Every line below that holds "this" must be copied.

START Data provided

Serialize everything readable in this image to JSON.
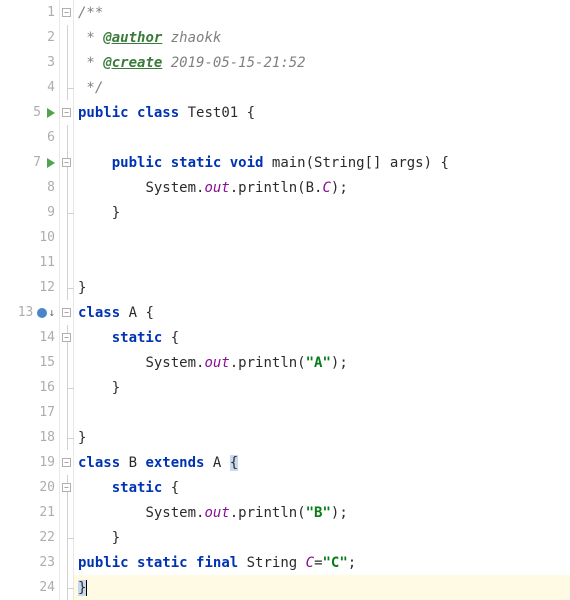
{
  "gutter": {
    "lines": [
      "1",
      "2",
      "3",
      "4",
      "5",
      "6",
      "7",
      "8",
      "9",
      "10",
      "11",
      "12",
      "13",
      "14",
      "15",
      "16",
      "17",
      "18",
      "19",
      "20",
      "21",
      "22",
      "23",
      "24"
    ],
    "runnable": [
      5,
      7
    ],
    "breakpoint": 13
  },
  "code": {
    "l1": {
      "c1": "/**"
    },
    "l2": {
      "c1": " * ",
      "tag": "@author",
      "val": " zhaokk"
    },
    "l3": {
      "c1": " * ",
      "tag": "@create",
      "val": " 2019-05-15-21:52"
    },
    "l4": {
      "c1": " */"
    },
    "l5": {
      "k1": "public",
      "k2": "class",
      "name": " Test01 {"
    },
    "l6": {
      "blank": ""
    },
    "l7": {
      "indent": "    ",
      "k1": "public",
      "k2": "static",
      "k3": "void",
      "name": " main(String[] args) {"
    },
    "l8": {
      "indent": "        ",
      "t1": "System.",
      "fld1": "out",
      "t2": ".println(B.",
      "fld2": "C",
      "t3": ");"
    },
    "l9": {
      "indent": "    ",
      "brace": "}"
    },
    "l10": {
      "blank": ""
    },
    "l11": {
      "blank": ""
    },
    "l12": {
      "brace": "}"
    },
    "l13": {
      "k1": "class",
      "name": " A {"
    },
    "l14": {
      "indent": "    ",
      "k1": "static",
      "brace": " {"
    },
    "l15": {
      "indent": "        ",
      "t1": "System.",
      "fld1": "out",
      "t2": ".println(",
      "str": "\"A\"",
      "t3": ");"
    },
    "l16": {
      "indent": "    ",
      "brace": "}"
    },
    "l17": {
      "blank": ""
    },
    "l18": {
      "brace": "}"
    },
    "l19": {
      "k1": "class",
      "t1": " B ",
      "k2": "extends",
      "t2": " A ",
      "brace": "{"
    },
    "l20": {
      "indent": "    ",
      "k1": "static",
      "brace": " {"
    },
    "l21": {
      "indent": "        ",
      "t1": "System.",
      "fld1": "out",
      "t2": ".println(",
      "str": "\"B\"",
      "t3": ");"
    },
    "l22": {
      "indent": "    ",
      "brace": "}"
    },
    "l23": {
      "k1": "public",
      "k2": "static",
      "k3": "final",
      "t1": " String ",
      "fld": "C",
      "t2": "=",
      "str": "\"C\"",
      "t3": ";"
    },
    "l24": {
      "brace": "}"
    }
  }
}
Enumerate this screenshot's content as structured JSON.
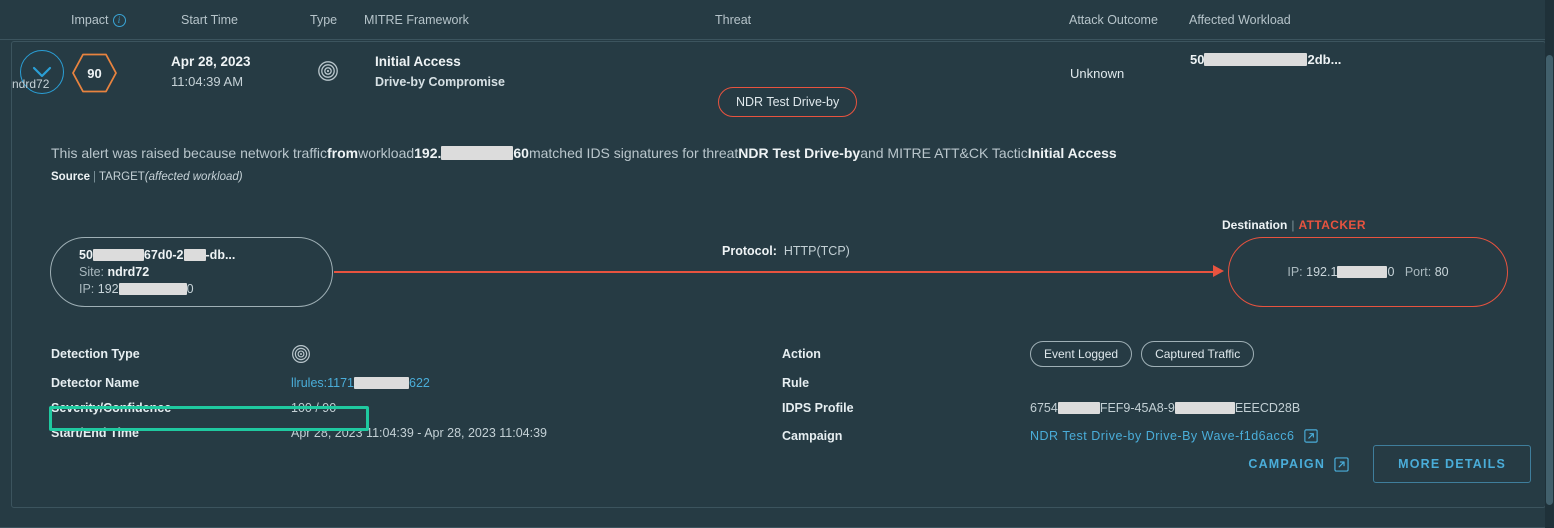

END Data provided

**Output:**
Serialize everything readable in this image to JSON.
Enumerate this screenshot's content as structured JSON.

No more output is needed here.